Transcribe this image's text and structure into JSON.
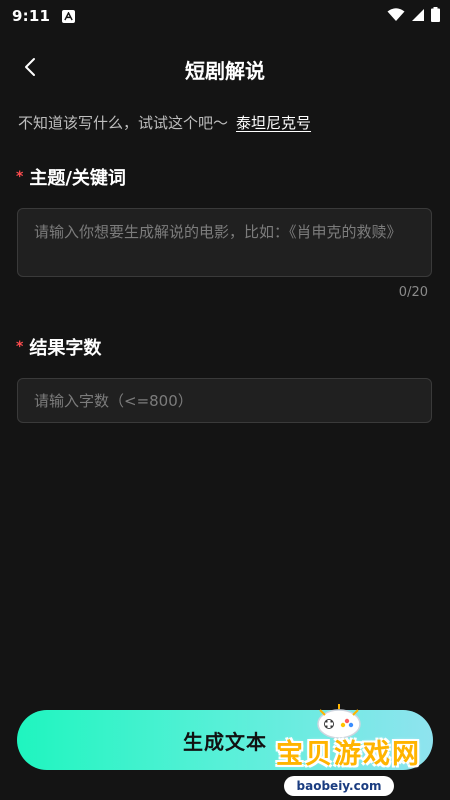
{
  "status_bar": {
    "time": "9:11",
    "icons": [
      "a-notification-icon",
      "wifi-icon",
      "signal-icon",
      "battery-icon"
    ]
  },
  "header": {
    "title": "短剧解说",
    "back_icon": "back-chevron-icon"
  },
  "suggestion": {
    "prompt": "不知道该写什么，试试这个吧～",
    "link": "泰坦尼克号"
  },
  "topic": {
    "label": "主题/关键词",
    "required_mark": "*",
    "placeholder": "请输入你想要生成解说的电影，比如：《肖申克的救赎》",
    "value": "",
    "counter": "0/20"
  },
  "word_count": {
    "label": "结果字数",
    "required_mark": "*",
    "placeholder": "请输入字数（<=800）",
    "value": ""
  },
  "generate_button": {
    "label": "生成文本"
  },
  "watermark": {
    "text": "宝贝游戏网",
    "url": "baobeiy.com"
  },
  "colors": {
    "background": "#141414",
    "required": "#ff4d4f",
    "button_gradient_start": "#1ff5bf",
    "button_gradient_end": "#8fe3ef",
    "watermark": "#ffb400"
  }
}
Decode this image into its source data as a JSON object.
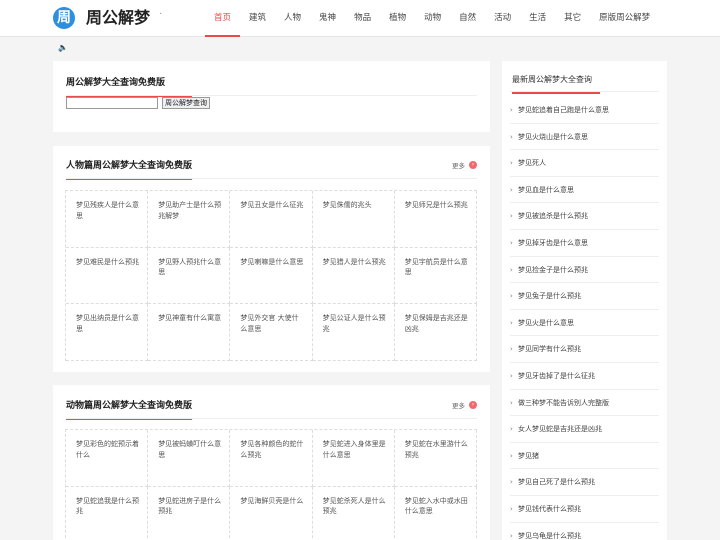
{
  "header": {
    "logo_badge": "周",
    "logo_text": "周公解梦",
    "logo_dot": "·",
    "nav": [
      "首页",
      "建筑",
      "人物",
      "鬼神",
      "物品",
      "植物",
      "动物",
      "自然",
      "活动",
      "生活",
      "其它",
      "原版周公解梦"
    ]
  },
  "speaker_icon": "🔈",
  "search_card": {
    "title": "周公解梦大全查询免费版",
    "input_value": "",
    "button_label": "周公解梦查询"
  },
  "people_card": {
    "title": "人物篇周公解梦大全查询免费版",
    "more_label": "更多",
    "more_icon": "›",
    "items": [
      "梦见残疾人是什么意思",
      "梦见助产士是什么预兆解梦",
      "梦见丑女是什么征兆",
      "梦见侏儒的兆头",
      "梦见师兄是什么预兆",
      "梦见难民是什么预兆",
      "梦见野人预兆什么意思",
      "梦见喇嘛是什么意思",
      "梦见猎人是什么预兆",
      "梦见宇航员是什么意思",
      "梦见出纳员是什么意思",
      "梦见神童有什么寓意",
      "梦见外交官 大使什么意思",
      "梦见公证人是什么预兆",
      "梦见保姆是吉兆还是凶兆"
    ]
  },
  "animal_card": {
    "title": "动物篇周公解梦大全查询免费版",
    "more_label": "更多",
    "more_icon": "›",
    "items": [
      "梦见彩色的蛇预示着什么",
      "梦见被蚂蟥叮什么意思",
      "梦见各种颜色的蛇什么预兆",
      "梦见蛇进入身体里是什么意思",
      "梦见蛇在水里游什么预兆",
      "梦见蛇追我是什么预兆",
      "梦见蛇进房子是什么预兆",
      "梦见海鲜贝壳是什么",
      "梦见蛇杀死人是什么预兆",
      "梦见蛇入水中或水田什么意思"
    ]
  },
  "sidebar": {
    "title": "最新周公解梦大全查询",
    "items": [
      "梦见蛇追着自己跑是什么意思",
      "梦见火烧山是什么意思",
      "梦见死人",
      "梦见血是什么意思",
      "梦见被追杀是什么预兆",
      "梦见掉牙齿是什么意思",
      "梦见捡金子是什么预兆",
      "梦见兔子是什么预兆",
      "梦见火是什么意思",
      "梦见同学有什么预兆",
      "梦见牙齿掉了是什么征兆",
      "做三种梦不能告诉别人完整版",
      "女人梦见蛇是吉兆还是凶兆",
      "梦见猪",
      "梦见自己死了是什么预兆",
      "梦见钱代表什么预兆",
      "梦见乌龟是什么预兆"
    ]
  },
  "colors": {
    "accent": "#e94b4b",
    "logo_blue": "#2d8fe0"
  }
}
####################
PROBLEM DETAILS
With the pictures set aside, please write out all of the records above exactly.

TASK OUTPUT
Transcribe this image's text and structure into JSON.
{
  "status_bar": {
    "time": "9:11",
    "icons": [
      "a-notification-icon",
      "wifi-icon",
      "signal-icon",
      "battery-icon"
    ]
  },
  "header": {
    "title": "短剧解说",
    "back_icon": "back-chevron-icon"
  },
  "suggestion": {
    "prompt": "不知道该写什么，试试这个吧～",
    "link": "泰坦尼克号"
  },
  "topic": {
    "label": "主题/关键词",
    "required_mark": "*",
    "placeholder": "请输入你想要生成解说的电影，比如：《肖申克的救赎》",
    "value": "",
    "counter": "0/20"
  },
  "word_count": {
    "label": "结果字数",
    "required_mark": "*",
    "placeholder": "请输入字数（<=800）",
    "value": ""
  },
  "generate_button": {
    "label": "生成文本"
  },
  "watermark": {
    "text": "宝贝游戏网",
    "url": "baobeiy.com"
  },
  "colors": {
    "background": "#141414",
    "required": "#ff4d4f",
    "button_gradient_start": "#1ff5bf",
    "button_gradient_end": "#8fe3ef",
    "watermark": "#ffb400"
  }
}
Decode this image into its source data as a JSON object.
{
  "header": {
    "logo_badge": "周",
    "logo_text": "周公解梦",
    "logo_dot": "·",
    "nav": [
      "首页",
      "建筑",
      "人物",
      "鬼神",
      "物品",
      "植物",
      "动物",
      "自然",
      "活动",
      "生活",
      "其它",
      "原版周公解梦"
    ]
  },
  "speaker_icon": "🔈",
  "search_card": {
    "title": "周公解梦大全查询免费版",
    "input_value": "",
    "button_label": "周公解梦查询"
  },
  "people_card": {
    "title": "人物篇周公解梦大全查询免费版",
    "more_label": "更多",
    "more_icon": "›",
    "items": [
      "梦见残疾人是什么意思",
      "梦见助产士是什么预兆解梦",
      "梦见丑女是什么征兆",
      "梦见侏儒的兆头",
      "梦见师兄是什么预兆",
      "梦见难民是什么预兆",
      "梦见野人预兆什么意思",
      "梦见喇嘛是什么意思",
      "梦见猎人是什么预兆",
      "梦见宇航员是什么意思",
      "梦见出纳员是什么意思",
      "梦见神童有什么寓意",
      "梦见外交官 大使什么意思",
      "梦见公证人是什么预兆",
      "梦见保姆是吉兆还是凶兆"
    ]
  },
  "animal_card": {
    "title": "动物篇周公解梦大全查询免费版",
    "more_label": "更多",
    "more_icon": "›",
    "items": [
      "梦见彩色的蛇预示着什么",
      "梦见被蚂蟥叮什么意思",
      "梦见各种颜色的蛇什么预兆",
      "梦见蛇进入身体里是什么意思",
      "梦见蛇在水里游什么预兆",
      "梦见蛇追我是什么预兆",
      "梦见蛇进房子是什么预兆",
      "梦见海鲜贝壳是什么",
      "梦见蛇杀死人是什么预兆",
      "梦见蛇入水中或水田什么意思"
    ]
  },
  "sidebar": {
    "title": "最新周公解梦大全查询",
    "items": [
      "梦见蛇追着自己跑是什么意思",
      "梦见火烧山是什么意思",
      "梦见死人",
      "梦见血是什么意思",
      "梦见被追杀是什么预兆",
      "梦见掉牙齿是什么意思",
      "梦见捡金子是什么预兆",
      "梦见兔子是什么预兆",
      "梦见火是什么意思",
      "梦见同学有什么预兆",
      "梦见牙齿掉了是什么征兆",
      "做三种梦不能告诉别人完整版",
      "女人梦见蛇是吉兆还是凶兆",
      "梦见猪",
      "梦见自己死了是什么预兆",
      "梦见钱代表什么预兆",
      "梦见乌龟是什么预兆"
    ]
  },
  "colors": {
    "accent": "#e94b4b",
    "logo_blue": "#2d8fe0"
  }
}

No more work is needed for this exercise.